REQUIREMENT>
State how many lines in the records below include the word "ADHI". Give nothing but that number.

GIVEN DATA>
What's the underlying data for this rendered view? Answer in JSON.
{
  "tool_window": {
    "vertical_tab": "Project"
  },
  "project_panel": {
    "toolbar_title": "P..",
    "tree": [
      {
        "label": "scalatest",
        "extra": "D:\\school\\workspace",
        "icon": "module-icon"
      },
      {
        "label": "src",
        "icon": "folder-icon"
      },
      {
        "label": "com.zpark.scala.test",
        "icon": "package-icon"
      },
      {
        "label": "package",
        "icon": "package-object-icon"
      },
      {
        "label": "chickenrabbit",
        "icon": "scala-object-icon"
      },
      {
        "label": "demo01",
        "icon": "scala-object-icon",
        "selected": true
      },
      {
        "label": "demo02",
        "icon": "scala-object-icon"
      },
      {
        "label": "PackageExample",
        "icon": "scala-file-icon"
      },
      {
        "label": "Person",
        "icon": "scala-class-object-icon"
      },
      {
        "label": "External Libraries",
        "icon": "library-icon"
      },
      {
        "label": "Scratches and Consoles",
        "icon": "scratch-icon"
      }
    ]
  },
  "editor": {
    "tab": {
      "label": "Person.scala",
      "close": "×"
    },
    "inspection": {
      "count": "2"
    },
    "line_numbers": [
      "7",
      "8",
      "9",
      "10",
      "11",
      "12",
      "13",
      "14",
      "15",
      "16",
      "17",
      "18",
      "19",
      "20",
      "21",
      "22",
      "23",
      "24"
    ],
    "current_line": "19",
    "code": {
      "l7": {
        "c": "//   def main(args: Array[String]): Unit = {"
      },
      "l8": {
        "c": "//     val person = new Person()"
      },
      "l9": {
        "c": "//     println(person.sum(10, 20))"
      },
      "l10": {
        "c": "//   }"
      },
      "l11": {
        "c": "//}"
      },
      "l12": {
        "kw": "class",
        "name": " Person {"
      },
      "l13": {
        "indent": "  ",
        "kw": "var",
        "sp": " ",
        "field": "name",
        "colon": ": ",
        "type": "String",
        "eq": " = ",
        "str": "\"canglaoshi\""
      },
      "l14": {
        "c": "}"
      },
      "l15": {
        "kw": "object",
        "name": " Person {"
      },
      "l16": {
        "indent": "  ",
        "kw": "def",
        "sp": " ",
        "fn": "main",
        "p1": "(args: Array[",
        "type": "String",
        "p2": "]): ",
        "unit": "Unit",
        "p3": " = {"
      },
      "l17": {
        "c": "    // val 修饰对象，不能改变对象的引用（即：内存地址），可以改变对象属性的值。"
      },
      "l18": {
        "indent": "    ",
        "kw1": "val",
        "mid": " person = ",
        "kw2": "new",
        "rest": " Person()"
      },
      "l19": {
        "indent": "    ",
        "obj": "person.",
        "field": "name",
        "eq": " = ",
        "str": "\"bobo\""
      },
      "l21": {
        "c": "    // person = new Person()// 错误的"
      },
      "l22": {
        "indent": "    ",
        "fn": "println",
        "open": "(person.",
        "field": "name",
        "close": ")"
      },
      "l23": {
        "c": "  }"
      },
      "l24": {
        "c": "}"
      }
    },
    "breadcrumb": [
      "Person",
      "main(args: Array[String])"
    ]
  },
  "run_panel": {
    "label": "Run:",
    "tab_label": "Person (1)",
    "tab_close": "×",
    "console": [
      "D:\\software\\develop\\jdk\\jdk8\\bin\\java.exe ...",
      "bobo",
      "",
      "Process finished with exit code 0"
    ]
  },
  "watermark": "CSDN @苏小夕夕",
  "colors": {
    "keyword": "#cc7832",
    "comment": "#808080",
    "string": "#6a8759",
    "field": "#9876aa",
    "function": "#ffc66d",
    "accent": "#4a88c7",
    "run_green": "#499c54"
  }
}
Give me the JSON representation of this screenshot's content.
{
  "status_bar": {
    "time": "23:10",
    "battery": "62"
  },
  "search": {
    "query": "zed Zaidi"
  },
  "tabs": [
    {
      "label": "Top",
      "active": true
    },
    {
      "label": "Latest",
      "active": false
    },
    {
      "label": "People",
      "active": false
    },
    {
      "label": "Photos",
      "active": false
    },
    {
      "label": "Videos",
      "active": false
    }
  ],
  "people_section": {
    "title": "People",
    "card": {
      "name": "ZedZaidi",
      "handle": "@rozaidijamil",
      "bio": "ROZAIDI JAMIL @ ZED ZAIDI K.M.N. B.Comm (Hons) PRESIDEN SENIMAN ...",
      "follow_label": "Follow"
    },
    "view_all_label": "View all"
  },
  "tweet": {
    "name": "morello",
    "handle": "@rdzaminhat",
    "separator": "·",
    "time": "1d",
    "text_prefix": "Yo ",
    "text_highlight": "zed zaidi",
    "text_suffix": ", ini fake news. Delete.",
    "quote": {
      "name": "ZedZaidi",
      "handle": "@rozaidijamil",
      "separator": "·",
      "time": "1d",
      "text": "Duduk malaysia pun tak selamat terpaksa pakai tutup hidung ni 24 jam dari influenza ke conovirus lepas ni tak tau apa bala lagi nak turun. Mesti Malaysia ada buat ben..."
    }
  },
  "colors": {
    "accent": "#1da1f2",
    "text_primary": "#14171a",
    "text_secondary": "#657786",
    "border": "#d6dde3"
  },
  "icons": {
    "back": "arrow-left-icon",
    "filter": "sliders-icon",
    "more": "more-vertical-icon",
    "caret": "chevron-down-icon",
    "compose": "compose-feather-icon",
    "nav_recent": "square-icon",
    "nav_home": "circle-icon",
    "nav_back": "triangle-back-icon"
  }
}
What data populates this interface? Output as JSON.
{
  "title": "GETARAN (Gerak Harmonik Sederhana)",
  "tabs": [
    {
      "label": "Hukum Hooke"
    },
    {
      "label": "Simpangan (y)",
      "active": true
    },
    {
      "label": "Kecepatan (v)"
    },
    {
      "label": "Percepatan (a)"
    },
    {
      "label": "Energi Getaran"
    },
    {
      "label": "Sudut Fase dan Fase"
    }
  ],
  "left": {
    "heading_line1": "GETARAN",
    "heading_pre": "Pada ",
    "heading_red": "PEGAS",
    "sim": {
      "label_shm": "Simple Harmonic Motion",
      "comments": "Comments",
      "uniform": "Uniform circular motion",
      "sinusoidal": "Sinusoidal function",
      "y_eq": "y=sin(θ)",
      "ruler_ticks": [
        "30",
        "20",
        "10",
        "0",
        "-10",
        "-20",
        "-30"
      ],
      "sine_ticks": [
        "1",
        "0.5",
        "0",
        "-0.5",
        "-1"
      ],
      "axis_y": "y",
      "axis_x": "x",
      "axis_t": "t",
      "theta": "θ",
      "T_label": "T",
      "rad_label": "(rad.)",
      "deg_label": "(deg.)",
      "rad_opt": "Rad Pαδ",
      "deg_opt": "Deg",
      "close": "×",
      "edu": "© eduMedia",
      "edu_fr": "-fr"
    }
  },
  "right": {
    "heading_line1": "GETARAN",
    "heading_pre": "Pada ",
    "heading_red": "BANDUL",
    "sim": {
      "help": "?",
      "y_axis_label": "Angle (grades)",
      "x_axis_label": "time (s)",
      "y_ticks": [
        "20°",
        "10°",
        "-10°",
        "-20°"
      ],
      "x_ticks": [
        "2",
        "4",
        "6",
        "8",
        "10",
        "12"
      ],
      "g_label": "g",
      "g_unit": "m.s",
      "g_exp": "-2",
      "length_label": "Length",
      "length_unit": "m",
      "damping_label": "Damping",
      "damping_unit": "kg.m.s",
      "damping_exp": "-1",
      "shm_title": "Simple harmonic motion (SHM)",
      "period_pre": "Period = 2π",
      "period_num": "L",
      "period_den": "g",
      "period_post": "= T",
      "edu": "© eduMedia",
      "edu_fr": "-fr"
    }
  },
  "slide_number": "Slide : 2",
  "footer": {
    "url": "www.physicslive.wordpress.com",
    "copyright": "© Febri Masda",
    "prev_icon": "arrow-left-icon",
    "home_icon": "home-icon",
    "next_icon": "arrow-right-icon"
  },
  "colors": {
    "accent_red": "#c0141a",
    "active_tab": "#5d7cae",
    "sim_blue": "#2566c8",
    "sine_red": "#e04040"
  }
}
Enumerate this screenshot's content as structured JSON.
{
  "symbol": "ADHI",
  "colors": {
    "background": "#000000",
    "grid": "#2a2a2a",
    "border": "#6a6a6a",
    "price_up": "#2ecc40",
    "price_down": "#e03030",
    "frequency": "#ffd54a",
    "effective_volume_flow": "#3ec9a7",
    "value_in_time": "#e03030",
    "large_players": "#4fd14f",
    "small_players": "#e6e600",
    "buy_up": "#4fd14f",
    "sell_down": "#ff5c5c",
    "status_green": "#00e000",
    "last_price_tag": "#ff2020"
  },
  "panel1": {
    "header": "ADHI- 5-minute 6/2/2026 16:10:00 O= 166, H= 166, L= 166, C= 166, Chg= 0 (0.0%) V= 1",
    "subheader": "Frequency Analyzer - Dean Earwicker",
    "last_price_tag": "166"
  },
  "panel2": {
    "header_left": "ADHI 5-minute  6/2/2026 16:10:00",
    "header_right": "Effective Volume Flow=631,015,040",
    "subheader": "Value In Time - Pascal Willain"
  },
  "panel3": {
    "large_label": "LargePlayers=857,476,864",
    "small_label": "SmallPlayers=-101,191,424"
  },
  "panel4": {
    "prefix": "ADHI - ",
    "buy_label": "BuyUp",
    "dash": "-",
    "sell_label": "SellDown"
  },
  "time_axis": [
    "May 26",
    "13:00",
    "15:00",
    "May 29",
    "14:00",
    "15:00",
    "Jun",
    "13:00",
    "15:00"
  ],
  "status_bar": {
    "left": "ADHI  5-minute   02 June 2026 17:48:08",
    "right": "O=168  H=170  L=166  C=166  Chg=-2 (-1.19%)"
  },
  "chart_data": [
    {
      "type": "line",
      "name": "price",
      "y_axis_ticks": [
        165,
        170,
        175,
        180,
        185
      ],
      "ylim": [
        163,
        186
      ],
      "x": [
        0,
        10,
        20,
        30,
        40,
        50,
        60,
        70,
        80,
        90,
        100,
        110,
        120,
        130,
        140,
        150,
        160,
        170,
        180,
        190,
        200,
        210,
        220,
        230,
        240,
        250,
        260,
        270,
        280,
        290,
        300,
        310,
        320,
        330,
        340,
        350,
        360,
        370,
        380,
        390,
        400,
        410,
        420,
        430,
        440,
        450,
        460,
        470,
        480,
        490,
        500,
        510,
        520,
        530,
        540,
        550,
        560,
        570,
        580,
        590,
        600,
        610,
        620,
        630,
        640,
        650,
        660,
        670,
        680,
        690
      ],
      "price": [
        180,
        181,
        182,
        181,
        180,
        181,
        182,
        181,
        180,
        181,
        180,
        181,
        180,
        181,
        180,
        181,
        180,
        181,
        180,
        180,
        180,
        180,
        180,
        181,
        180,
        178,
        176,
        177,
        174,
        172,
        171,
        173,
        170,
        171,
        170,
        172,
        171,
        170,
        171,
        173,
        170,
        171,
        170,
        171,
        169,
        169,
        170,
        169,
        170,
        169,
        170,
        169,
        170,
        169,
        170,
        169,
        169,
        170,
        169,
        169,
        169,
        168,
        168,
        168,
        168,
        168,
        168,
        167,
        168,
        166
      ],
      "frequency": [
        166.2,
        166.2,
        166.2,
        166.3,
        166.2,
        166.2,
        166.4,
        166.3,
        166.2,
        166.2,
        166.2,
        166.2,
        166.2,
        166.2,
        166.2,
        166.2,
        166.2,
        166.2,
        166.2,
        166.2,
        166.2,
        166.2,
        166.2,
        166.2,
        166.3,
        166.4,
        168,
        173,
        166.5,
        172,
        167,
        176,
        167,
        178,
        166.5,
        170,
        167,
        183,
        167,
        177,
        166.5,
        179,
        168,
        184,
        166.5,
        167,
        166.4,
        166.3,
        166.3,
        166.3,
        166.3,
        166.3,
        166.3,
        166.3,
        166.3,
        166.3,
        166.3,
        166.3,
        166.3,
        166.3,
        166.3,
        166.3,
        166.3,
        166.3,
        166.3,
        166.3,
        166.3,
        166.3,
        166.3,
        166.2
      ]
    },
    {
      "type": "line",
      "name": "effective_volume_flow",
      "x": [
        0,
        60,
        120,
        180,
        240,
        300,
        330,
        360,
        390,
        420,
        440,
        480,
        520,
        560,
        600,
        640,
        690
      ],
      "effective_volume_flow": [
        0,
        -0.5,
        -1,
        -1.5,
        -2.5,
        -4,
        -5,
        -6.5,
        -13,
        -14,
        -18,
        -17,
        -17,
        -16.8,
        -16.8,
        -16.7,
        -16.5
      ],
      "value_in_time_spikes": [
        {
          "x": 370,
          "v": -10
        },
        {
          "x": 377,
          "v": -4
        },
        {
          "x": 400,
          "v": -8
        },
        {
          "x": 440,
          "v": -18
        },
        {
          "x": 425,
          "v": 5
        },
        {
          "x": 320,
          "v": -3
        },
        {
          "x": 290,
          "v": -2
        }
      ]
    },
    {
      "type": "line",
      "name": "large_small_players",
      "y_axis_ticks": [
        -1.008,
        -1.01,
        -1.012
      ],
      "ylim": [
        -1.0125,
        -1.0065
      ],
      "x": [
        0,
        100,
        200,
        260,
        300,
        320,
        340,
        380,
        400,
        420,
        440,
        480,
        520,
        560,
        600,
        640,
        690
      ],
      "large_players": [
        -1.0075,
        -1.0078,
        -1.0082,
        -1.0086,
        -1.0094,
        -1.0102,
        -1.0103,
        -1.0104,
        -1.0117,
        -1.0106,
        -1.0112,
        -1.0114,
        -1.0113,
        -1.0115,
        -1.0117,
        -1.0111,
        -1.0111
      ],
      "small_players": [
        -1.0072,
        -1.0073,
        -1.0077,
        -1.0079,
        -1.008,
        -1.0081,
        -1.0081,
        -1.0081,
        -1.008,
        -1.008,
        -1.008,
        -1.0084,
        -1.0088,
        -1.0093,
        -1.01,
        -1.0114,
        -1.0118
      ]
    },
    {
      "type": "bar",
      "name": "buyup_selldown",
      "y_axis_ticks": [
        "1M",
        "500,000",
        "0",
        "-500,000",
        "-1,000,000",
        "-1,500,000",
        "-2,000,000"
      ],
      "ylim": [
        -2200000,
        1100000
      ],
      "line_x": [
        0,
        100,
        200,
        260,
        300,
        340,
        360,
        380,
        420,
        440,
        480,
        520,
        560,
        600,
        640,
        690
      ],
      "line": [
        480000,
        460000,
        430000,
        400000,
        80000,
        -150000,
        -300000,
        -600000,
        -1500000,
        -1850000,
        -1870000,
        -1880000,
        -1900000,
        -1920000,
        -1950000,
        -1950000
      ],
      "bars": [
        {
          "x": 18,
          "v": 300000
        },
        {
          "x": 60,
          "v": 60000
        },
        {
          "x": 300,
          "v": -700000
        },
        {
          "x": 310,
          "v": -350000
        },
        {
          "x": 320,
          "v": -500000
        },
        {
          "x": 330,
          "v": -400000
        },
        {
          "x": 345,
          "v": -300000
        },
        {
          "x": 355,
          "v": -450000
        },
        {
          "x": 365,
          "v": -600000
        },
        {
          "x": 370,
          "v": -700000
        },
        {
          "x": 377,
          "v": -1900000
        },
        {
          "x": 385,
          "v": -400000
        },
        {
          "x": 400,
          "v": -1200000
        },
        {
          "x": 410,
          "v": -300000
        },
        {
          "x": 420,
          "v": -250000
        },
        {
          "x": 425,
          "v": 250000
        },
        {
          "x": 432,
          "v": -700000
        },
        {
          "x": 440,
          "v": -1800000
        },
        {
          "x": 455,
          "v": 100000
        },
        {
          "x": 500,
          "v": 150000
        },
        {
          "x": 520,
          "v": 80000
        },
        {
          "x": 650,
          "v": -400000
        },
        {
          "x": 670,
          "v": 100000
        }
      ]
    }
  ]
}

SOLUTION>
5